Wherever the string "name" appears in the records, return the line that holds it.

********

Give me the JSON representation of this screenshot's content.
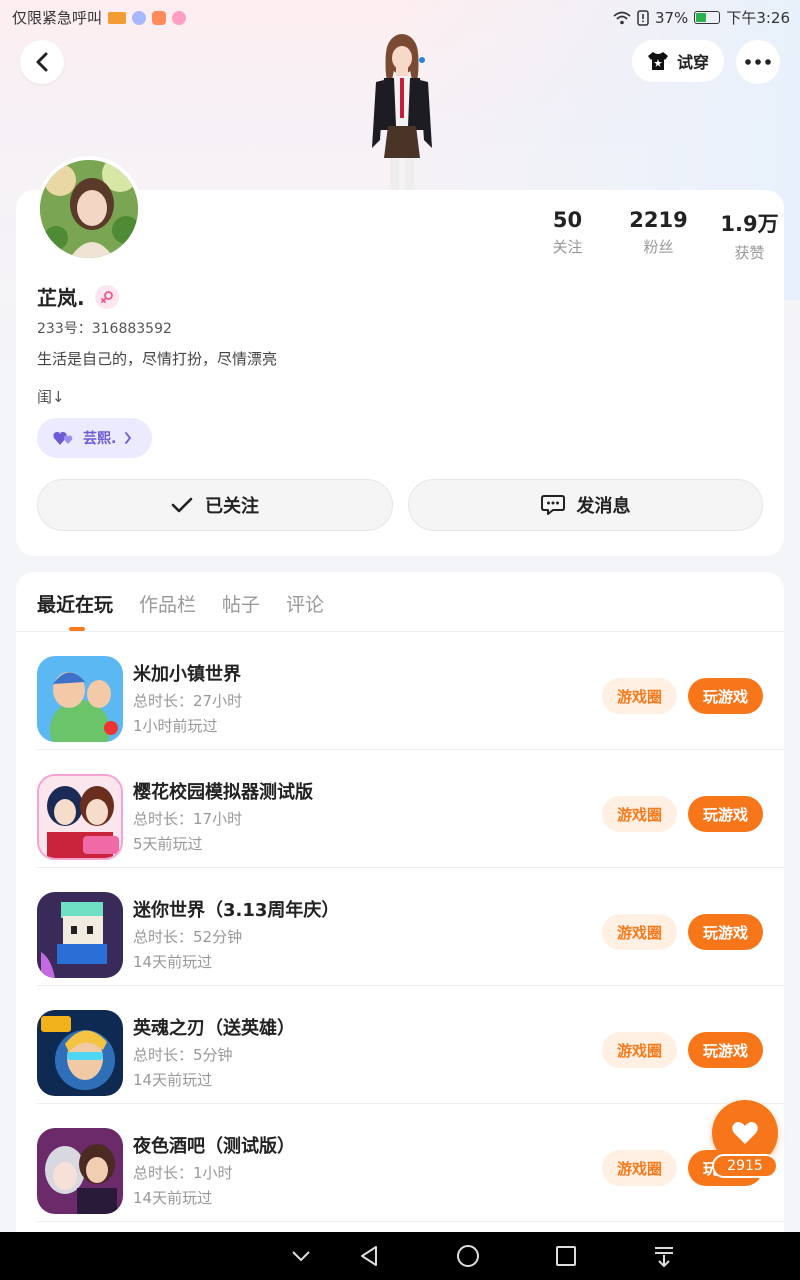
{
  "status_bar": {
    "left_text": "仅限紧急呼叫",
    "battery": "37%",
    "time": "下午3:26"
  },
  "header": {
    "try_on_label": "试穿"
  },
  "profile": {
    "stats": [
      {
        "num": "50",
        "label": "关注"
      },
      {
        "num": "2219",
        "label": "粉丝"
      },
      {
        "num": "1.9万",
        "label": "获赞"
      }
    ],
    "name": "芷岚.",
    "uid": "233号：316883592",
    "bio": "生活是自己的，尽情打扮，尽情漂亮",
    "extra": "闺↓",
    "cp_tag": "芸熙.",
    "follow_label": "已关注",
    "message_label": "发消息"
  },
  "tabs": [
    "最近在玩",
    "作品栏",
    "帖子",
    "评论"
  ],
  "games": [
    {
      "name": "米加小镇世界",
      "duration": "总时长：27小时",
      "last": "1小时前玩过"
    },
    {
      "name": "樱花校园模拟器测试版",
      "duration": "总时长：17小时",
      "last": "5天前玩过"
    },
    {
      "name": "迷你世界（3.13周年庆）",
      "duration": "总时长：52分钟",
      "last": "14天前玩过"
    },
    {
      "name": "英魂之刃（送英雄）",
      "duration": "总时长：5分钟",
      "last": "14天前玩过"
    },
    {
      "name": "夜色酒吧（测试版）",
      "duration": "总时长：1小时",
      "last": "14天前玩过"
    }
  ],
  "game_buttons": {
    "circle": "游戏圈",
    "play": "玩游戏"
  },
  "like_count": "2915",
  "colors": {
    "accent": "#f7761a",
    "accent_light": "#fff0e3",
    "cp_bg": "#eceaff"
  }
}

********

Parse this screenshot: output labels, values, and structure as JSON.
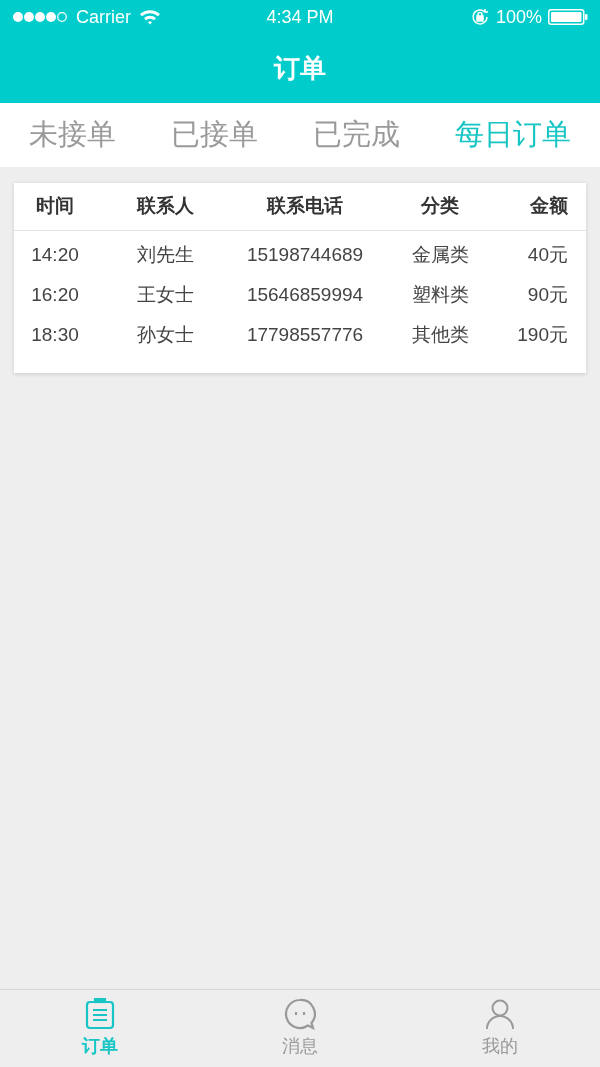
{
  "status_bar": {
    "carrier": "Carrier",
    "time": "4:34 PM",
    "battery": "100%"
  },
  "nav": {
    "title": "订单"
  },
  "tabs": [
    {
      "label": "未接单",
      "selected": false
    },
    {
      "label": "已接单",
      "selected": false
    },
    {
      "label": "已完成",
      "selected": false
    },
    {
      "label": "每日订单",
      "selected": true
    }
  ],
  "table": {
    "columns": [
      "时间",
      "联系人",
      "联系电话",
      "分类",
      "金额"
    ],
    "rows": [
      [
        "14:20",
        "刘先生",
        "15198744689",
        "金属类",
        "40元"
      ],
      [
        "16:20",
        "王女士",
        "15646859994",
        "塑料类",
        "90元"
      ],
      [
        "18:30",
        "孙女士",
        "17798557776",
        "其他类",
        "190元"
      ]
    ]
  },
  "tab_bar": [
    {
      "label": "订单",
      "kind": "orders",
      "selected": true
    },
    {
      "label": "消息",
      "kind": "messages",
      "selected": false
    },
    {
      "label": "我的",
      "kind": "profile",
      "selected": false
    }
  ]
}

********

#### [Exercise output]
    "name": "芷岚.",
      "name": "米加小镇世界",
      "name": "樱花校园模拟器测试版",
      "name": "迷你世界（3.13周年庆）",
      "name": "英魂之刃（送英雄）",
      "name": "夜色酒吧（测试版）",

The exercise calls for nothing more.